4-cylinder engines + or – 150 Nm
Fill pressure (see figures 5 and 6) is measured and presented in millibars (mbar). Higher values indicate that the TCM is increasing fill pressure to produce a firmer shift. Lower values indicate that the TCM is decreasing fill pressure to produce a softer shift. A reading of 0 mbar means that either the TCM has not stored an adaptive value or the shift member does not require correction. A value at the parameter’s upper limit, along with poor shift quality, indicates the need for repair.
Data parameters for fill time (see figures 7 and 8) are displayed in cycles of time. The TCM controls the two pressure solenoids with an amplitude-modulated current. Amplitude means the highest value of a periodically varying quantity. The greater the signal amplitude, or difference between the highs and lows of the signal, the greater the pressure.

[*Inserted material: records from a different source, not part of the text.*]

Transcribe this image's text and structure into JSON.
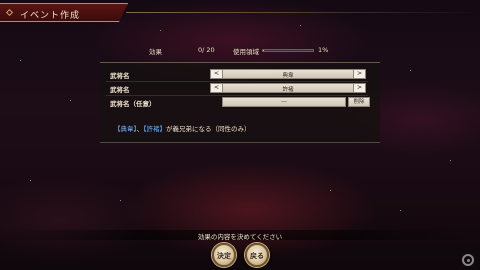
{
  "title": "イベント作成",
  "usage": {
    "effect_label": "効果",
    "effect_count": "0/ 20",
    "usage_label": "使用領域",
    "usage_percent": "1%",
    "usage_fill": 0.01
  },
  "rows": [
    {
      "label": "武将名",
      "left_arrow": "<",
      "value": "典韋",
      "right_arrow": ">"
    },
    {
      "label": "武将名",
      "left_arrow": "<",
      "value": "許褚",
      "right_arrow": ">"
    },
    {
      "label": "武将名（任意）",
      "value": "―",
      "cancel": "削除"
    }
  ],
  "description": {
    "bracket1": "【典韋】",
    "sep": "、",
    "bracket2": "【許褚】",
    "rest": "が義兄弟になる（同性のみ）"
  },
  "instruction": "効果の内容を決めてください",
  "buttons": {
    "ok": "決定",
    "back": "戻る"
  },
  "colors": {
    "accent": "#d4b27a",
    "title_bg": "#5a1414",
    "highlight": "#6fb4ff"
  }
}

The TCM can change signal ampli-tude only once every 20 milliseconds (ms). Each cycle displayed by these data parameters equals one 20-ms period. If the scan tool reports a fill-time adaptation of three cycles, this means that it took three periods of 20 ms each (60 ms) to alter pressure enough to accomplish the correct application of the shift member. The maximum fill-correction time is 15 cycles, or 300 ms. A value of 0 cycles indicates no fill correction was needed.
A shift-overlap valve in the valve body controls the decrease in pressure of a releasing clutch. In addition, there are checkballs that assist in metering the vented pressure (see Figures 9 and 10).
After a rebuild using a new K3 clutch hub, insufficient clearance occurs, preventing the installation of the rear snap ring that holds the entire clutch assembly in place on the output shaft.
The new-design K3 clutch hub and rear sun gear have a flat spacer and ball bearing pressed into the hub assembly, replacing the previous-design open-face needle-bearing and washer design (see Figure 11).
In many instances, a brand-new K3 clutch hub did not have the bearing fully pressed into the hub against the flat spacer. This prevents the hub from being positioned correctly, causing the insufficient clearance for the final retaining snap ring (see Figure 12).
Fully seat the bearing into the K3 hub assembly.
June 2006 Issue
Volume 23, No. 6
- Shift Groups: Principles of Operation
- Assembly Difficulties: K3 Hub and Rear Sun Gear